Interest income received by non-residents without a PE is taxed by Spanish WHT at a flat rate of 19%. An exemption is applicable for EU residents. DTTs normally establish lower rates.

Exempt income

The following incomes are specifically exempt from PIT (usually subject to certain limits on the amounts involved):

  • Certain literary, artistic and scientific awards.

  • Severance pay for dismissals, up to the limit established in Spanish employment law.

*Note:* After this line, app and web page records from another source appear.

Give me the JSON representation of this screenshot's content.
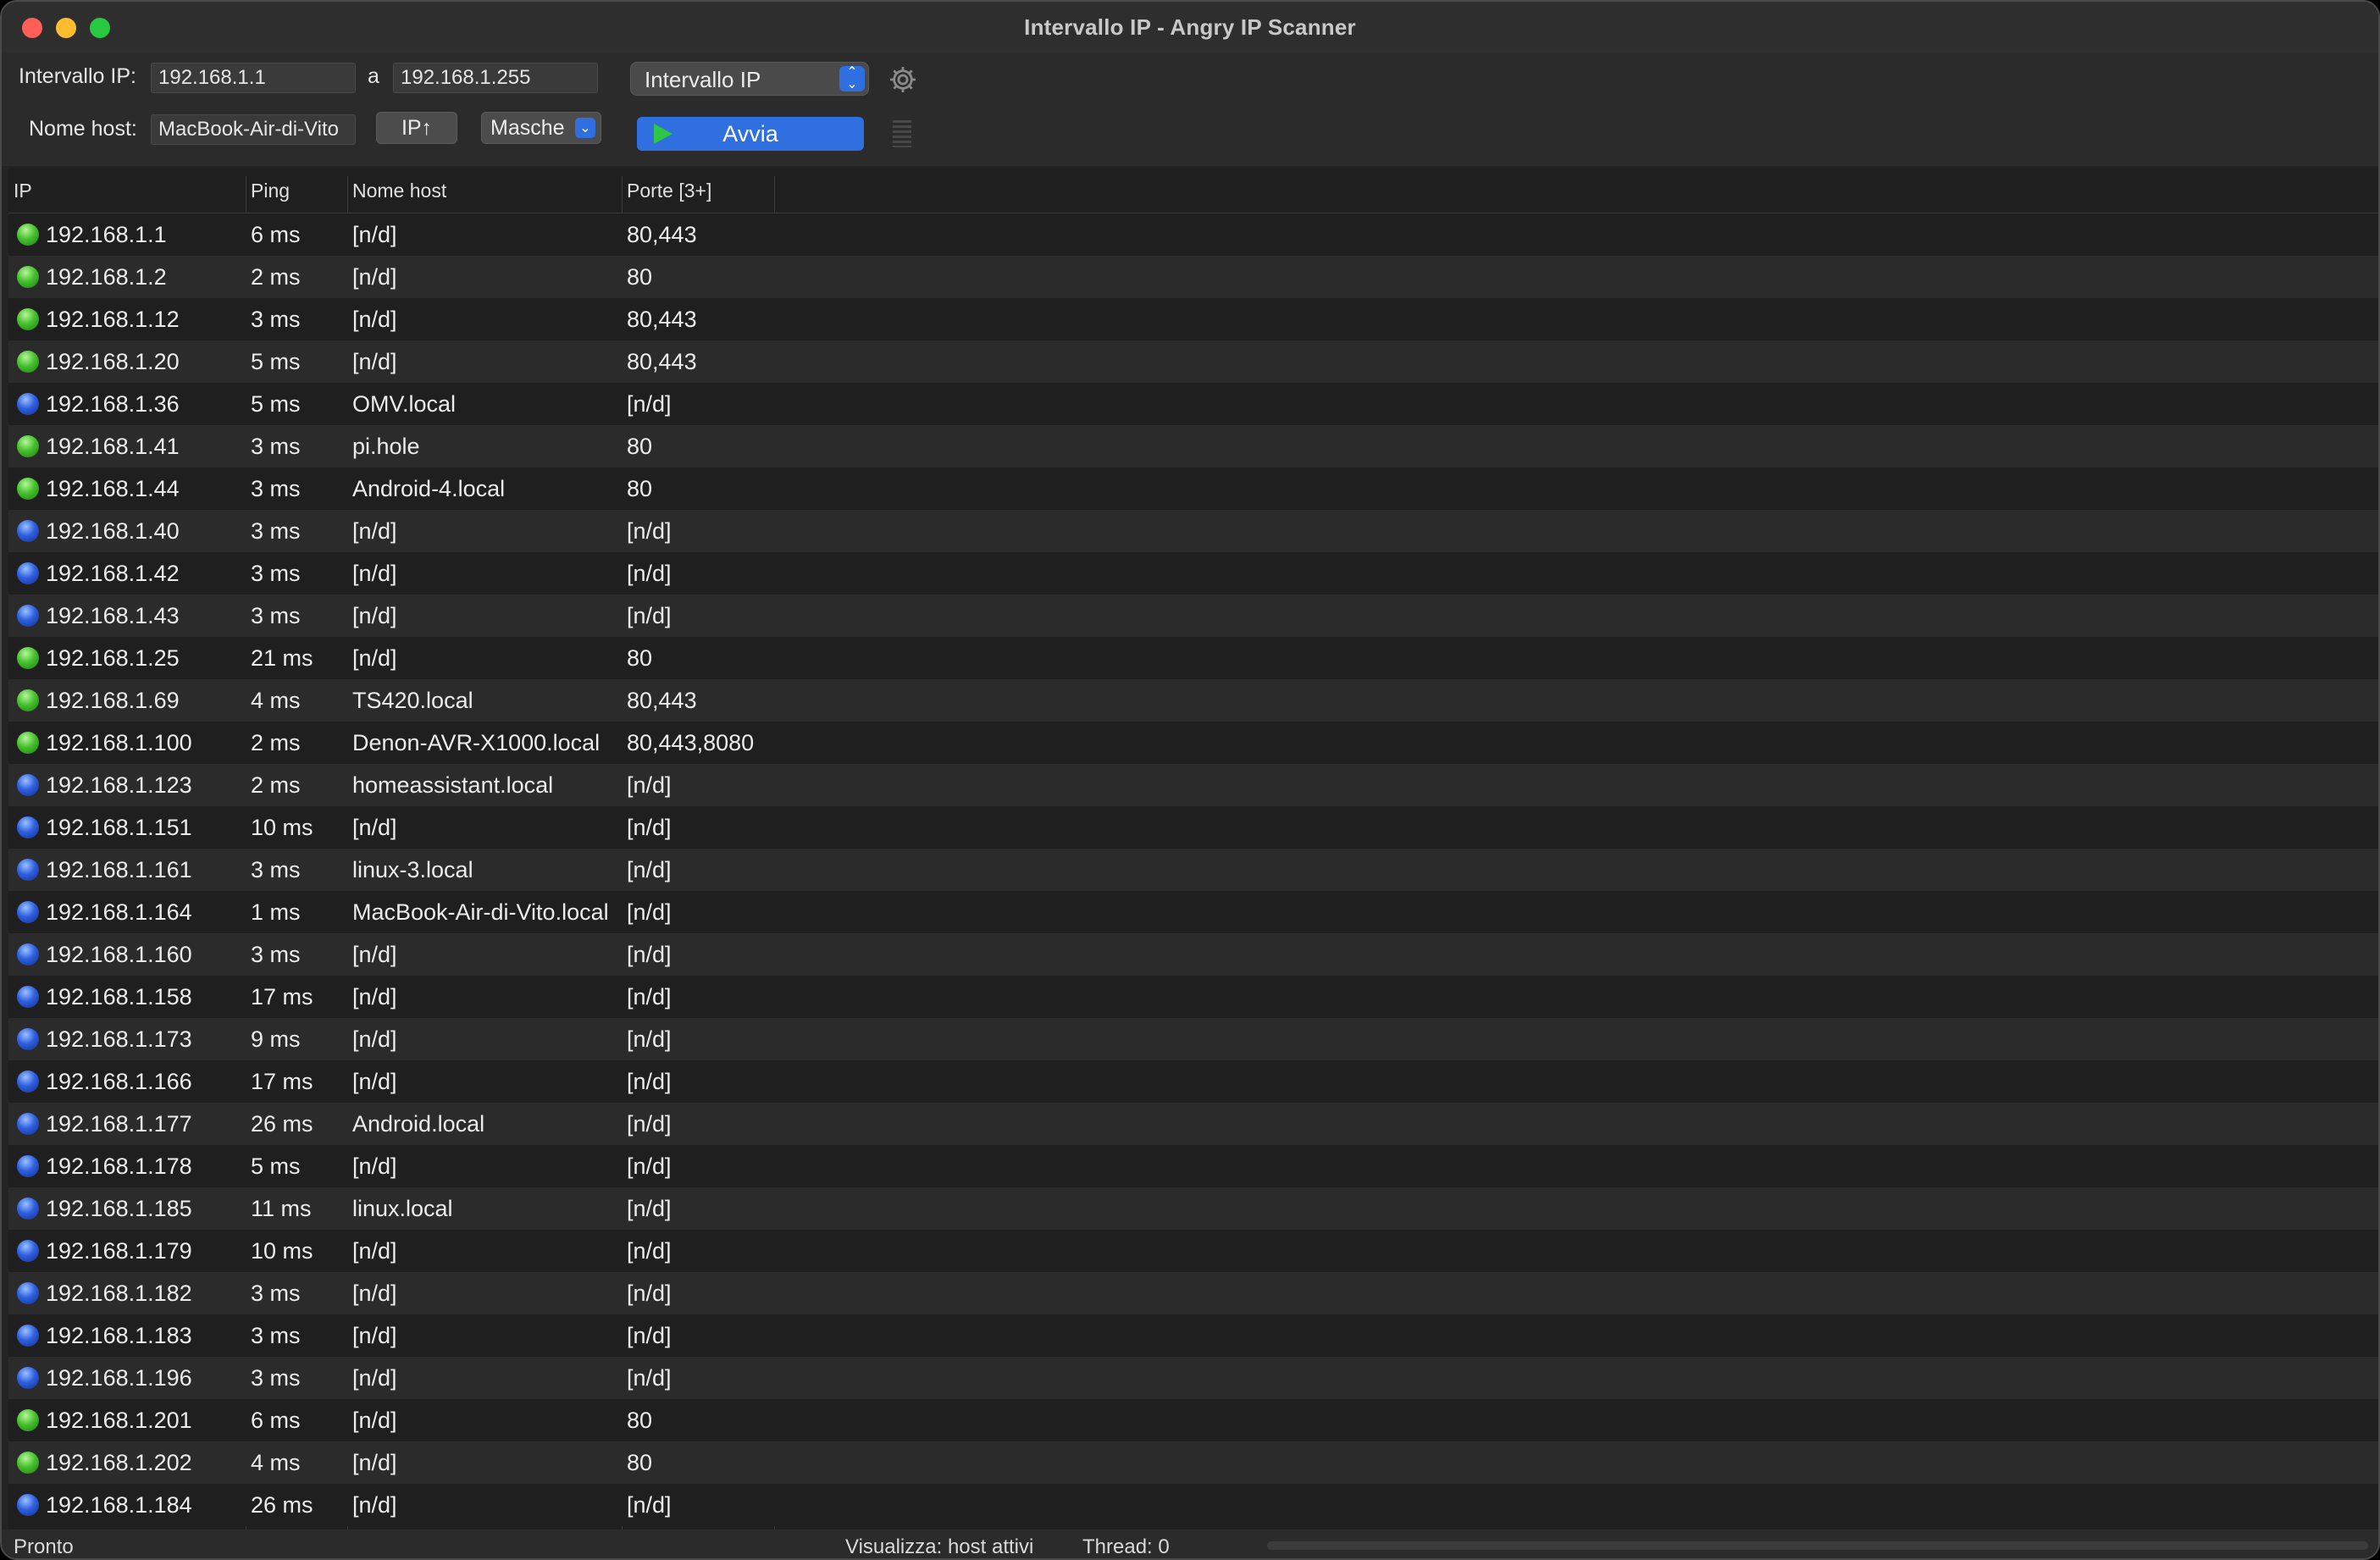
{
  "window": {
    "title": "Intervallo IP - Angry IP Scanner"
  },
  "toolbar": {
    "range_label": "Intervallo IP:",
    "start_ip": "192.168.1.1",
    "to_label": "a",
    "end_ip": "192.168.1.255",
    "feeder_select": "Intervallo IP",
    "hostname_label": "Nome host:",
    "hostname_value": "MacBook-Air-di-Vito",
    "ip_up_button": "IP↑",
    "masks_button": "Masche",
    "start_button": "Avvia"
  },
  "table": {
    "columns": [
      "IP",
      "Ping",
      "Nome host",
      "Porte [3+]"
    ],
    "rows": [
      {
        "status": "alive-open",
        "ip": "192.168.1.1",
        "ping": "6 ms",
        "host": "[n/d]",
        "ports": "80,443"
      },
      {
        "status": "alive-open",
        "ip": "192.168.1.2",
        "ping": "2 ms",
        "host": "[n/d]",
        "ports": "80"
      },
      {
        "status": "alive-open",
        "ip": "192.168.1.12",
        "ping": "3 ms",
        "host": "[n/d]",
        "ports": "80,443"
      },
      {
        "status": "alive-open",
        "ip": "192.168.1.20",
        "ping": "5 ms",
        "host": "[n/d]",
        "ports": "80,443"
      },
      {
        "status": "alive",
        "ip": "192.168.1.36",
        "ping": "5 ms",
        "host": "OMV.local",
        "ports": "[n/d]"
      },
      {
        "status": "alive-open",
        "ip": "192.168.1.41",
        "ping": "3 ms",
        "host": "pi.hole",
        "ports": "80"
      },
      {
        "status": "alive-open",
        "ip": "192.168.1.44",
        "ping": "3 ms",
        "host": "Android-4.local",
        "ports": "80"
      },
      {
        "status": "alive",
        "ip": "192.168.1.40",
        "ping": "3 ms",
        "host": "[n/d]",
        "ports": "[n/d]"
      },
      {
        "status": "alive",
        "ip": "192.168.1.42",
        "ping": "3 ms",
        "host": "[n/d]",
        "ports": "[n/d]"
      },
      {
        "status": "alive",
        "ip": "192.168.1.43",
        "ping": "3 ms",
        "host": "[n/d]",
        "ports": "[n/d]"
      },
      {
        "status": "alive-open",
        "ip": "192.168.1.25",
        "ping": "21 ms",
        "host": "[n/d]",
        "ports": "80"
      },
      {
        "status": "alive-open",
        "ip": "192.168.1.69",
        "ping": "4 ms",
        "host": "TS420.local",
        "ports": "80,443"
      },
      {
        "status": "alive-open",
        "ip": "192.168.1.100",
        "ping": "2 ms",
        "host": "Denon-AVR-X1000.local",
        "ports": "80,443,8080"
      },
      {
        "status": "alive",
        "ip": "192.168.1.123",
        "ping": "2 ms",
        "host": "homeassistant.local",
        "ports": "[n/d]"
      },
      {
        "status": "alive",
        "ip": "192.168.1.151",
        "ping": "10 ms",
        "host": "[n/d]",
        "ports": "[n/d]"
      },
      {
        "status": "alive",
        "ip": "192.168.1.161",
        "ping": "3 ms",
        "host": "linux-3.local",
        "ports": "[n/d]"
      },
      {
        "status": "alive",
        "ip": "192.168.1.164",
        "ping": "1 ms",
        "host": "MacBook-Air-di-Vito.local",
        "ports": "[n/d]"
      },
      {
        "status": "alive",
        "ip": "192.168.1.160",
        "ping": "3 ms",
        "host": "[n/d]",
        "ports": "[n/d]"
      },
      {
        "status": "alive",
        "ip": "192.168.1.158",
        "ping": "17 ms",
        "host": "[n/d]",
        "ports": "[n/d]"
      },
      {
        "status": "alive",
        "ip": "192.168.1.173",
        "ping": "9 ms",
        "host": "[n/d]",
        "ports": "[n/d]"
      },
      {
        "status": "alive",
        "ip": "192.168.1.166",
        "ping": "17 ms",
        "host": "[n/d]",
        "ports": "[n/d]"
      },
      {
        "status": "alive",
        "ip": "192.168.1.177",
        "ping": "26 ms",
        "host": "Android.local",
        "ports": "[n/d]"
      },
      {
        "status": "alive",
        "ip": "192.168.1.178",
        "ping": "5 ms",
        "host": "[n/d]",
        "ports": "[n/d]"
      },
      {
        "status": "alive",
        "ip": "192.168.1.185",
        "ping": "11 ms",
        "host": "linux.local",
        "ports": "[n/d]"
      },
      {
        "status": "alive",
        "ip": "192.168.1.179",
        "ping": "10 ms",
        "host": "[n/d]",
        "ports": "[n/d]"
      },
      {
        "status": "alive",
        "ip": "192.168.1.182",
        "ping": "3 ms",
        "host": "[n/d]",
        "ports": "[n/d]"
      },
      {
        "status": "alive",
        "ip": "192.168.1.183",
        "ping": "3 ms",
        "host": "[n/d]",
        "ports": "[n/d]"
      },
      {
        "status": "alive",
        "ip": "192.168.1.196",
        "ping": "3 ms",
        "host": "[n/d]",
        "ports": "[n/d]"
      },
      {
        "status": "alive-open",
        "ip": "192.168.1.201",
        "ping": "6 ms",
        "host": "[n/d]",
        "ports": "80"
      },
      {
        "status": "alive-open",
        "ip": "192.168.1.202",
        "ping": "4 ms",
        "host": "[n/d]",
        "ports": "80"
      },
      {
        "status": "alive",
        "ip": "192.168.1.184",
        "ping": "26 ms",
        "host": "[n/d]",
        "ports": "[n/d]"
      }
    ]
  },
  "statusbar": {
    "state": "Pronto",
    "display": "Visualizza: host attivi",
    "threads": "Thread: 0"
  },
  "colors": {
    "accent": "#2f6fe0",
    "alive_open": "#45c12d",
    "alive": "#2f5fe0"
  }
}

The tax exemption is limited to EUR 180,000.

  • Social security benefits or benefits from any other authorities replacing the social security authorities due to total permanent incapacity for work or sever invalidity.

  • Child support received by a parent following a court judgement.

  • Employment income earned for work carried out abroad if this income is subject to an identical or similar tax to Spanish PIT, subject to certain limits and conditions

Employment expenses

The following, amongst others, can be deducted from gross employment income for PIT purposes:

  • Social security contributions (employee contributions).

  • Mandatory contributions to mutual benefit societies, providing for widows/widowers and orphans upon the death of the participant.

  • Dues to unions and compulsory contributions to professional colleges, up to a maximum of EUR 500.

  • Legal defence expenses, up to a maximum of EUR 300.

  • 'Other expenses' deduction of EUR 2,000. This deduction is higher for workers who accept a work post in another town/city or for disabled workers.

Most of the above does come clear on the Tax return modelo 100 La Renta

The Tax returns usually starts for Spain around the 5th April and lasts until the 30th June, i will put up reminders for when its due, remember its for the previous year after spending 183 days in Spain as a Resident


210 Tax Return This tax return is for non residents who have no permanent establishment in Spain (effectively non residents with no trading activity), but with other type of Spanish income such as imputed rental income or actual rental income.

If the Spanish property in question is owned by multiple owners separate returns must be submitted by each owner, as each owner is a separate taxpayer.

Imputed income of Spanish Property - Property for own use The Spanish tax authorities apply an imputed income for non residents owning a Spanish property for their personal use.

Imputed income is based on 1.1% of the “valor catastral” (cadastral value of the property) or 2% of the “valor catastral” if no re-valuation has taken place in the last 10 taxable periods.

This is due by the 31st December again for the previous year.

See my face book posts for updates.

2,406 views0 comments

Recent Posts

See All


bottom of page